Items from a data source
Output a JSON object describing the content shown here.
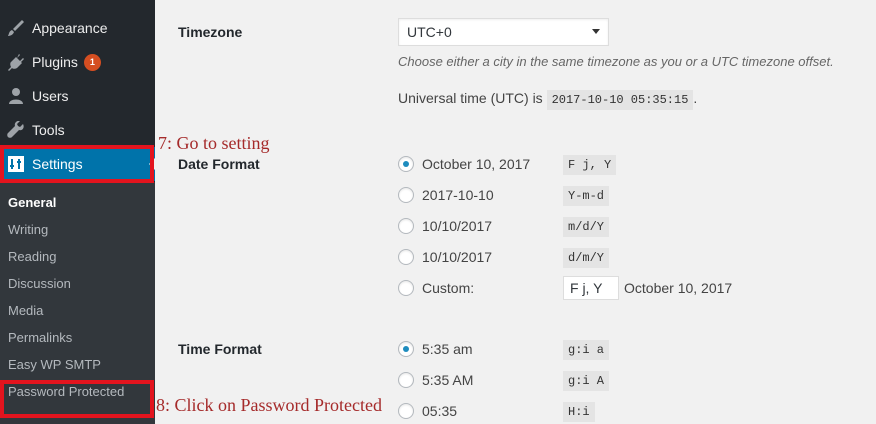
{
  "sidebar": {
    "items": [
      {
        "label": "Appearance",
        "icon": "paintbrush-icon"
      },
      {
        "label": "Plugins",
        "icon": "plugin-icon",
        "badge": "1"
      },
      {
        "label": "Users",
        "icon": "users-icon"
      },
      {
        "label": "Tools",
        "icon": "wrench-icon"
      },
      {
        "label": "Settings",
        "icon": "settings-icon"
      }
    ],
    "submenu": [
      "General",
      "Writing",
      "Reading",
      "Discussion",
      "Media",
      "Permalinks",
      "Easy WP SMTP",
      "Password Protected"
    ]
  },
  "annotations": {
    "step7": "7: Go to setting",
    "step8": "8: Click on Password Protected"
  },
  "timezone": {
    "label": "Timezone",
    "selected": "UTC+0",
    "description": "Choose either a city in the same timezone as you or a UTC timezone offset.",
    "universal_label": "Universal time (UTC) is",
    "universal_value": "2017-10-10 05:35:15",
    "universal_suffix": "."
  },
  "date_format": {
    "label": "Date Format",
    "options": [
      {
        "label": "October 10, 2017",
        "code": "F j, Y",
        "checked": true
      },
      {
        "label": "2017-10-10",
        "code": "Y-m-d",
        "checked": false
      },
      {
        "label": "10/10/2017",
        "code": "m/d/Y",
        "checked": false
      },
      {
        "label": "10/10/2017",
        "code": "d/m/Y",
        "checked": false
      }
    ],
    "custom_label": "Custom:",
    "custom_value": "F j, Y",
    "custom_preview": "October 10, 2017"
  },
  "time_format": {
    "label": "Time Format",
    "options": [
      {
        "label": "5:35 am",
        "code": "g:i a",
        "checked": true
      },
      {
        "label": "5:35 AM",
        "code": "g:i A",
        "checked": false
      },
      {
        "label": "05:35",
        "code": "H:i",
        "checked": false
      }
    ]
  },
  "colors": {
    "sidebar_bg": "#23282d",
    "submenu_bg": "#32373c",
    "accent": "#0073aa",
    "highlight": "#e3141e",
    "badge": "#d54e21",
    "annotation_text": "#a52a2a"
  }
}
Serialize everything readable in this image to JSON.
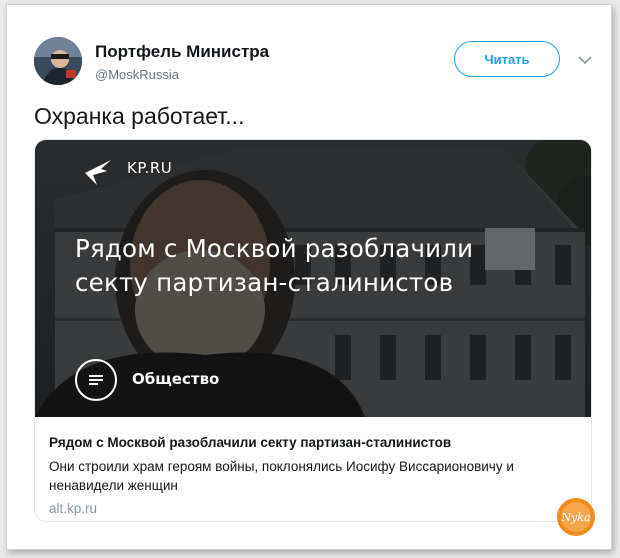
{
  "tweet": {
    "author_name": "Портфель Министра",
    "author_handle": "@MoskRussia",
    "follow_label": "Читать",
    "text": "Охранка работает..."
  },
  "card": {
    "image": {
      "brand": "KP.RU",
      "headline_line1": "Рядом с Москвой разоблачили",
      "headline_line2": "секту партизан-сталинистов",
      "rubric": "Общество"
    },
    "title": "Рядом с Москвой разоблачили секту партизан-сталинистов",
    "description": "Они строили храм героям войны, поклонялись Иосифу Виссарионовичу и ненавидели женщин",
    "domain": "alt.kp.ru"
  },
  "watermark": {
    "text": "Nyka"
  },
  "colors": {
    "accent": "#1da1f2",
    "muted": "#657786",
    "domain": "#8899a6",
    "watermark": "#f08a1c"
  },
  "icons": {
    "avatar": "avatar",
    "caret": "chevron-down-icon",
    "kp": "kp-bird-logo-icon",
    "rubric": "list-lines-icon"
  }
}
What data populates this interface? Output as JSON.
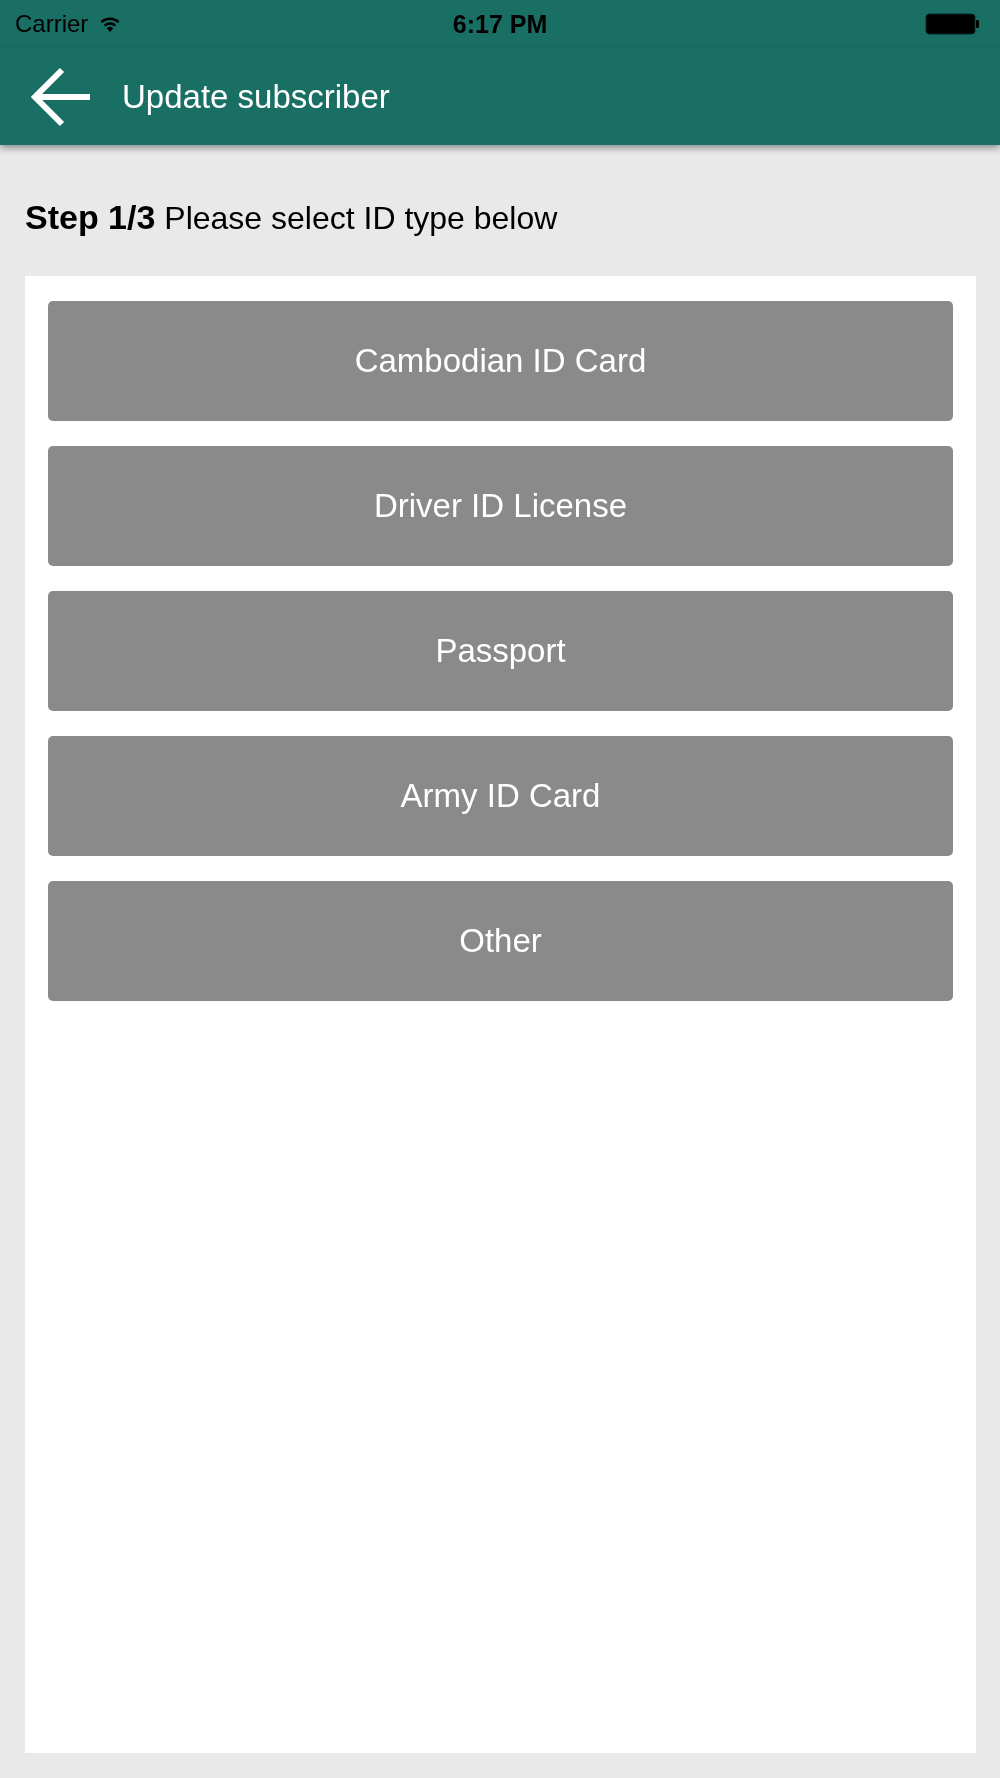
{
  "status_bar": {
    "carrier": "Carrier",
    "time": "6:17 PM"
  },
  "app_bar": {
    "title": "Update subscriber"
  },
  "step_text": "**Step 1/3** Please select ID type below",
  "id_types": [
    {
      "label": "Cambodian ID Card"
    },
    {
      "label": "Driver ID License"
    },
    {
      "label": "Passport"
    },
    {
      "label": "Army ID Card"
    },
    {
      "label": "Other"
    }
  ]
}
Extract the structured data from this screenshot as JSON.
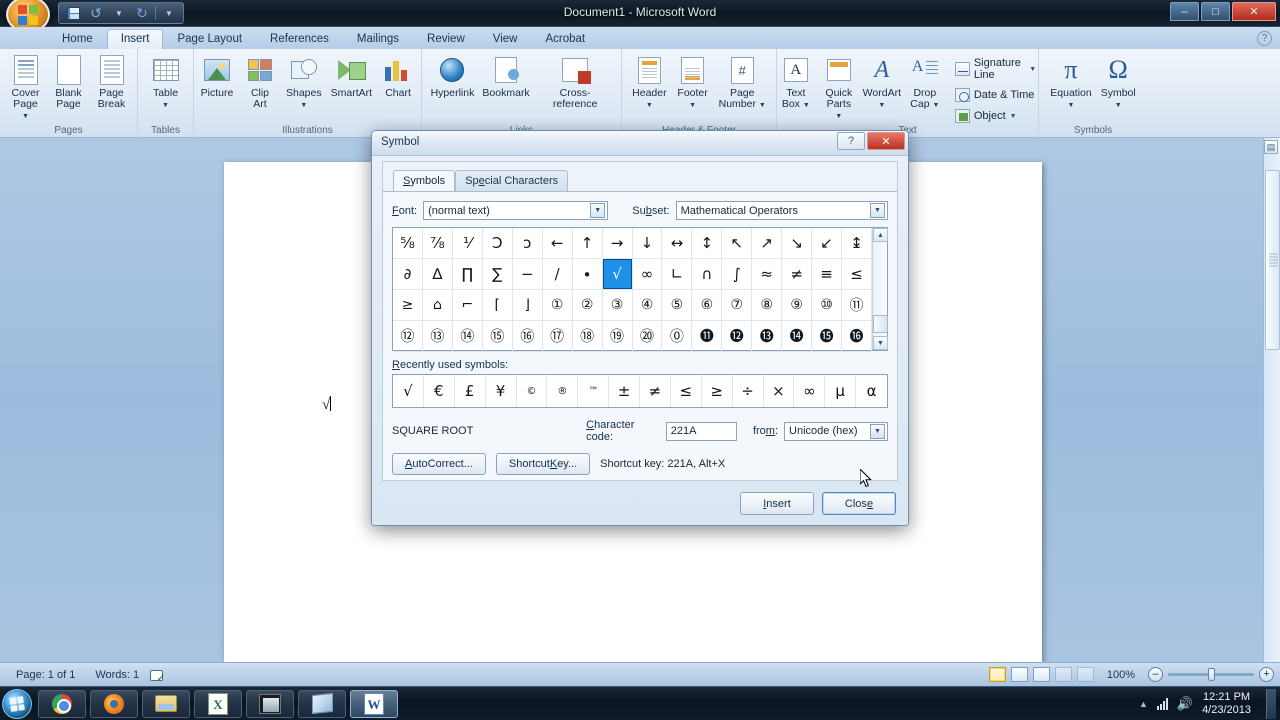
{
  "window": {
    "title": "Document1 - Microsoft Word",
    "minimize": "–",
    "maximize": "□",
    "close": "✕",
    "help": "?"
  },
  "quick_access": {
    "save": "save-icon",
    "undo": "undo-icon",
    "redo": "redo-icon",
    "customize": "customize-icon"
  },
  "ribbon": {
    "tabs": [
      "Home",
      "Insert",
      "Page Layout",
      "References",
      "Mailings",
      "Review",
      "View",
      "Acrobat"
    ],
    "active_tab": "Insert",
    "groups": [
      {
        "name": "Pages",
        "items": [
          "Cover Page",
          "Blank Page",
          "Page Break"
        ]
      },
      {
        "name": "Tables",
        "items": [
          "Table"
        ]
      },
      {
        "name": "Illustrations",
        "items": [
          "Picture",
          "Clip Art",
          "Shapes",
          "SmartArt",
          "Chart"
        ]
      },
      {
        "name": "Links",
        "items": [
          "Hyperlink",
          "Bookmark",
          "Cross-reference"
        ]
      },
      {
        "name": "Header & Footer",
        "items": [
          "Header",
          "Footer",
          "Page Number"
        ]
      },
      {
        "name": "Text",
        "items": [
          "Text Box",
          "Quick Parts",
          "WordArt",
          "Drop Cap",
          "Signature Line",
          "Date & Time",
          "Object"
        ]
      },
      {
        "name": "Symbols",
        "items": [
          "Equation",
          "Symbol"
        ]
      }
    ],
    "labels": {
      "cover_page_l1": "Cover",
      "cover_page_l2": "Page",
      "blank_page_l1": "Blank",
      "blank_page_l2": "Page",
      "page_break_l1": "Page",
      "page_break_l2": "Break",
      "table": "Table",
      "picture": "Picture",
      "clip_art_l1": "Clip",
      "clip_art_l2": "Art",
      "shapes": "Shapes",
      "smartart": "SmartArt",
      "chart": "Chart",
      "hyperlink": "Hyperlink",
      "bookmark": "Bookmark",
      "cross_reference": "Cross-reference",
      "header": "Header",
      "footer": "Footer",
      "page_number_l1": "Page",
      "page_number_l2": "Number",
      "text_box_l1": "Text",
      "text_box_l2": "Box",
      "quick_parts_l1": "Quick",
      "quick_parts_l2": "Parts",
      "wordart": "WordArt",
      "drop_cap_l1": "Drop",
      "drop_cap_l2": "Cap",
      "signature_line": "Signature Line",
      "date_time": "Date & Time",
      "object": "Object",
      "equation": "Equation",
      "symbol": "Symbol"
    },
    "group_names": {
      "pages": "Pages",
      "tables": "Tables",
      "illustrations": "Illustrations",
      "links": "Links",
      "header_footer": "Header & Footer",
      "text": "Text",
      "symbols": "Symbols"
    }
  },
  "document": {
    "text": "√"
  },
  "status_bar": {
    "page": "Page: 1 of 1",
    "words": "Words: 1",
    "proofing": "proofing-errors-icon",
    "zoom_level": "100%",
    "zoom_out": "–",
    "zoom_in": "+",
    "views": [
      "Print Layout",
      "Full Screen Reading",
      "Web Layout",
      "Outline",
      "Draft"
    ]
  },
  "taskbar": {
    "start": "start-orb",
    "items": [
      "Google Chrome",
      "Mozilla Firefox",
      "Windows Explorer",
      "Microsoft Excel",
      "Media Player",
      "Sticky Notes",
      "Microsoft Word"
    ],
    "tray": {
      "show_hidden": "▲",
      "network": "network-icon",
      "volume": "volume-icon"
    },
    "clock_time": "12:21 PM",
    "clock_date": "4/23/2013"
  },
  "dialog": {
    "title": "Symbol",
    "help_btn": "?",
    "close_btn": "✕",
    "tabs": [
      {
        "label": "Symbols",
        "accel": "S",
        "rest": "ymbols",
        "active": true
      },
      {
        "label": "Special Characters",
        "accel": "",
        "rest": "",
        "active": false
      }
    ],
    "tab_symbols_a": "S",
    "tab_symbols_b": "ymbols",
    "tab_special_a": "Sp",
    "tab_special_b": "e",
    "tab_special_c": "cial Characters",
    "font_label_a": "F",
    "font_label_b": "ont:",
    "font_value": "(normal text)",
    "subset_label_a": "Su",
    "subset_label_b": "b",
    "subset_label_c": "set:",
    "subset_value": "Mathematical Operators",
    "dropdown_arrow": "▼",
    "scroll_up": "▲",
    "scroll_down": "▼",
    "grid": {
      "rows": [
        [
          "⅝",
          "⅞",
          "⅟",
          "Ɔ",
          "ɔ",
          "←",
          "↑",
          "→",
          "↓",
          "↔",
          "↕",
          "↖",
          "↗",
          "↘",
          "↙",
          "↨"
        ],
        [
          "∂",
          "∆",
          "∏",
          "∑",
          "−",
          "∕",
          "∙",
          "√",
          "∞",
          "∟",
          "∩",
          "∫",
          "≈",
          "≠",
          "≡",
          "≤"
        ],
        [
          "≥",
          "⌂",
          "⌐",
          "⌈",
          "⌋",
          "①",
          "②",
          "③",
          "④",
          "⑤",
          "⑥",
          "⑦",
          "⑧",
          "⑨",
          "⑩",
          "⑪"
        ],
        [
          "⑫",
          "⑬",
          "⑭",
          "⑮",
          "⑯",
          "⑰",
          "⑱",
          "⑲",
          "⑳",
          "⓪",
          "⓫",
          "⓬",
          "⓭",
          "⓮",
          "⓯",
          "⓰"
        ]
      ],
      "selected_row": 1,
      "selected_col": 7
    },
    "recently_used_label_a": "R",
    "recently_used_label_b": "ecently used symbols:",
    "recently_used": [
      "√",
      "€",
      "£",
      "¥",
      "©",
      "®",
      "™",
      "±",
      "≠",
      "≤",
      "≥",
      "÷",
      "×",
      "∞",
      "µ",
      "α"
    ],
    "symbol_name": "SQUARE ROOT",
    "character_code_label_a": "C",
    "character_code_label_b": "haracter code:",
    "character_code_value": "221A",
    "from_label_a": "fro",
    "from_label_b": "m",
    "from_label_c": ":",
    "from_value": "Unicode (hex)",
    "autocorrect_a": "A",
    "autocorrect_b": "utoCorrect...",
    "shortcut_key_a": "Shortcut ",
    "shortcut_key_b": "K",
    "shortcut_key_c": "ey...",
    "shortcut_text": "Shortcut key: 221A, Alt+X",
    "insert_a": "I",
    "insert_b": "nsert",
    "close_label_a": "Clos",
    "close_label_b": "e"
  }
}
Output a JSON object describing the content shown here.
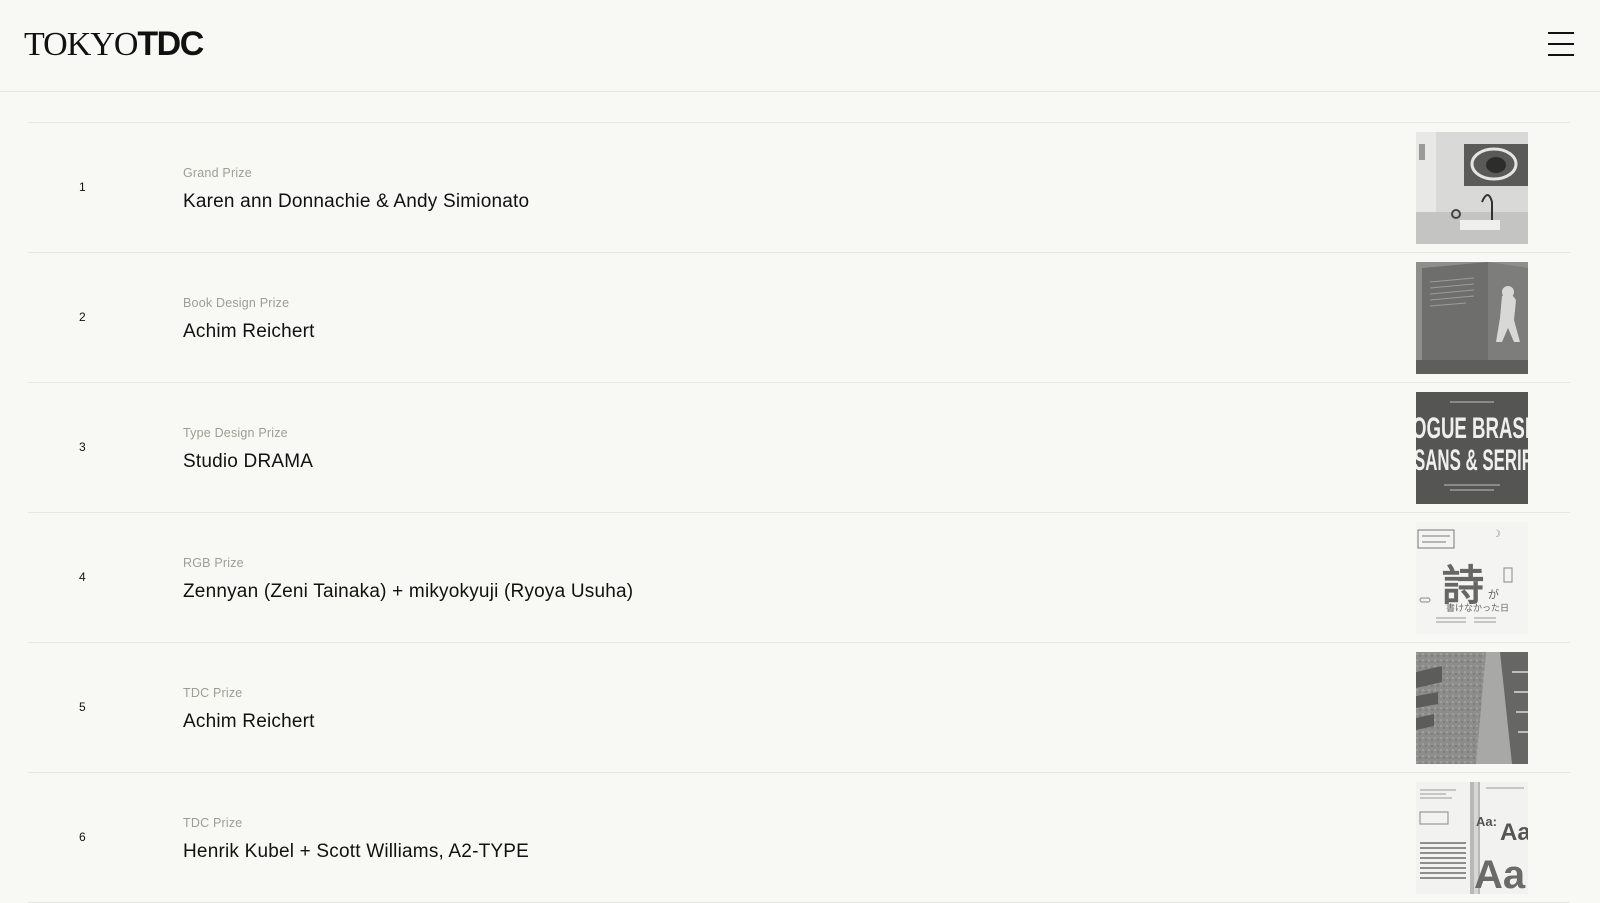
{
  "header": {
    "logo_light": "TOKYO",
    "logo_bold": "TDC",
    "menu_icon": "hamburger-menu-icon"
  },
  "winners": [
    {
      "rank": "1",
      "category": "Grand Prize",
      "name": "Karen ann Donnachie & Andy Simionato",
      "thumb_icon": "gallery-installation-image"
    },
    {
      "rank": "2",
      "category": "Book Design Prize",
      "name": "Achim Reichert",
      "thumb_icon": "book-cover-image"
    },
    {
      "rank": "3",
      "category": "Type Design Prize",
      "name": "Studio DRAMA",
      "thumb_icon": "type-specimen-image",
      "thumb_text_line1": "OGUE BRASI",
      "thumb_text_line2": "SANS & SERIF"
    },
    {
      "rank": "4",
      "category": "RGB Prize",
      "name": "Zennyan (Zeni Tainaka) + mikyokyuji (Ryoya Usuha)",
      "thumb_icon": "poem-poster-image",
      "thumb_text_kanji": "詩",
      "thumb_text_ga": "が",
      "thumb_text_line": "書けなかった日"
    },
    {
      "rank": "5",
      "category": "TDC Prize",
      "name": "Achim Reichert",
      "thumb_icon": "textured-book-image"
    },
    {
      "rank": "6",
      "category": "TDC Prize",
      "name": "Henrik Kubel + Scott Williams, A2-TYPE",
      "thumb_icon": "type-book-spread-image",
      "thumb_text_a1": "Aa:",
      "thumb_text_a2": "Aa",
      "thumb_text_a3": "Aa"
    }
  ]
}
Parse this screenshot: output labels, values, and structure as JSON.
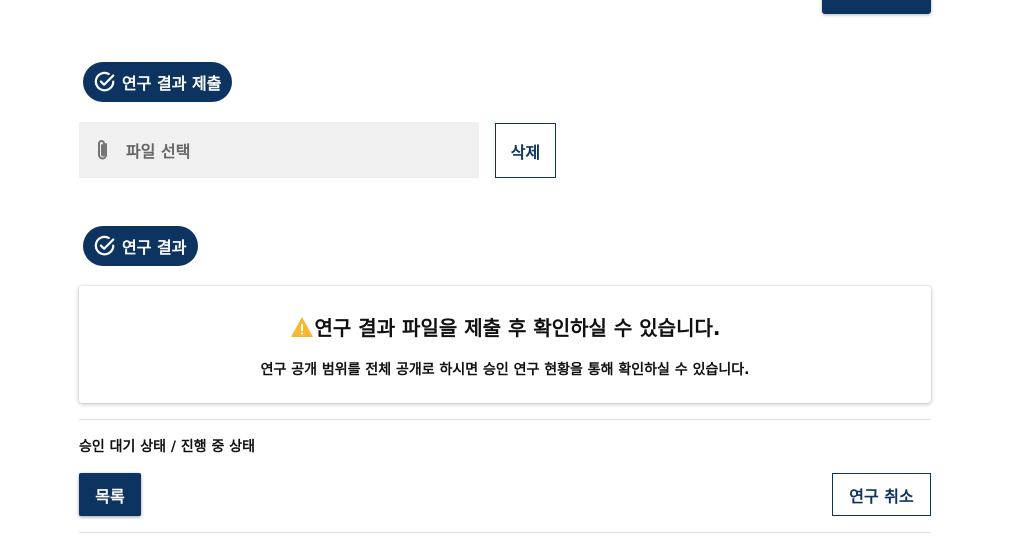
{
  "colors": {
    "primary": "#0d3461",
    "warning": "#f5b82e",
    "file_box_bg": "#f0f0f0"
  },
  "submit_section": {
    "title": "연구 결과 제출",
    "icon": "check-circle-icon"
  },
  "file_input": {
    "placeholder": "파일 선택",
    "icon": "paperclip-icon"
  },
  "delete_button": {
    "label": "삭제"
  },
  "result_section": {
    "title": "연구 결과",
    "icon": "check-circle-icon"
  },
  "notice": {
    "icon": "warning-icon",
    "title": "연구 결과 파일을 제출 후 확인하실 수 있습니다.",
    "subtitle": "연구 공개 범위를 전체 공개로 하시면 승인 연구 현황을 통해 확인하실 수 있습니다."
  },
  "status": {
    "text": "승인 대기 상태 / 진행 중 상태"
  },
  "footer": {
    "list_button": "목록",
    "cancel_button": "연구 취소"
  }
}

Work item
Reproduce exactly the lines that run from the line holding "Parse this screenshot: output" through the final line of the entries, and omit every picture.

Result for this exercise
Parse this screenshot: output labels, values, and structure as JSON.
{
  "colors": {
    "primary": "#0d3461",
    "warning": "#f5b82e",
    "file_box_bg": "#f0f0f0"
  },
  "submit_section": {
    "title": "연구 결과 제출",
    "icon": "check-circle-icon"
  },
  "file_input": {
    "placeholder": "파일 선택",
    "icon": "paperclip-icon"
  },
  "delete_button": {
    "label": "삭제"
  },
  "result_section": {
    "title": "연구 결과",
    "icon": "check-circle-icon"
  },
  "notice": {
    "icon": "warning-icon",
    "title": "연구 결과 파일을 제출 후 확인하실 수 있습니다.",
    "subtitle": "연구 공개 범위를 전체 공개로 하시면 승인 연구 현황을 통해 확인하실 수 있습니다."
  },
  "status": {
    "text": "승인 대기 상태 / 진행 중 상태"
  },
  "footer": {
    "list_button": "목록",
    "cancel_button": "연구 취소"
  }
}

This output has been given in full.